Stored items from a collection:
Segment Open
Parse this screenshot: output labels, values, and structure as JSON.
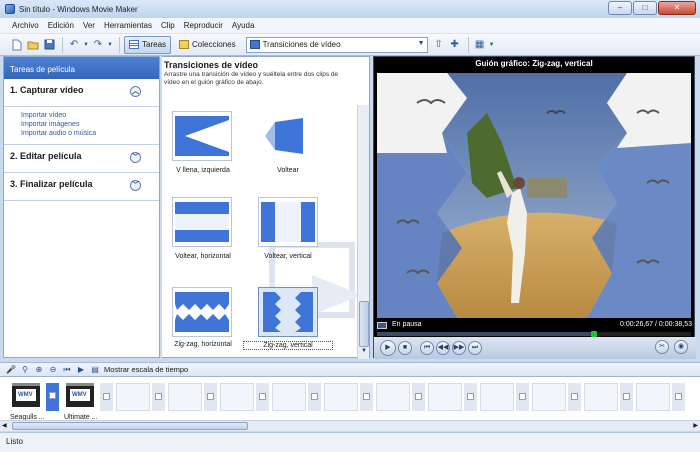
{
  "window": {
    "title": "Sin título - Windows Movie Maker",
    "buttons": [
      "–",
      "□",
      "✕"
    ]
  },
  "menu": [
    "Archivo",
    "Edición",
    "Ver",
    "Herramientas",
    "Clip",
    "Reproducir",
    "Ayuda"
  ],
  "toolbar": {
    "tasks_label": "Tareas",
    "collections_label": "Colecciones",
    "collection_selected": "Transiciones de vídeo"
  },
  "tasks": {
    "header": "Tareas de película",
    "sections": [
      {
        "title": "1. Capturar vídeo",
        "links": [
          "Importar vídeo",
          "Importar imágenes",
          "Importar audio o música"
        ]
      },
      {
        "title": "2. Editar película"
      },
      {
        "title": "3. Finalizar película"
      }
    ]
  },
  "transitions": {
    "title": "Transiciones de vídeo",
    "description": "Arrastre una transición de vídeo y suéltela entre dos clips de vídeo en el guión gráfico de abajo.",
    "items": [
      "V llena, izquierda",
      "Voltear",
      "Voltear, horizontal",
      "Voltear, vertical",
      "Zig-zag, horizontal",
      "Zig-zag, vertical"
    ]
  },
  "preview": {
    "title": "Guión gráfico: Zig-zag, vertical",
    "state": "En pausa",
    "time": "0:00:26,67 / 0:00:38,53",
    "progress": 0.69
  },
  "storyboard": {
    "toggle_label": "Mostrar escala de tiempo",
    "clips": [
      "Seagulls ...",
      "Ultimate ..."
    ],
    "clip_badge": "WMV"
  },
  "status": "Listo",
  "colors": {
    "accent": "#3f74d8",
    "header": "#3465b9",
    "seek": "#22c232"
  }
}
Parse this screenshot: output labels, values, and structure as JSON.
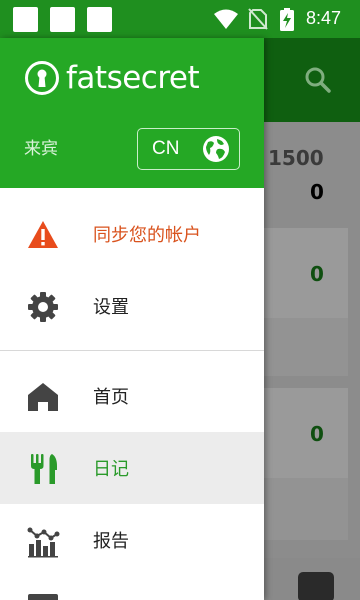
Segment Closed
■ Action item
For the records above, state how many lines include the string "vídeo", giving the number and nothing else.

■ Result for this exercise
5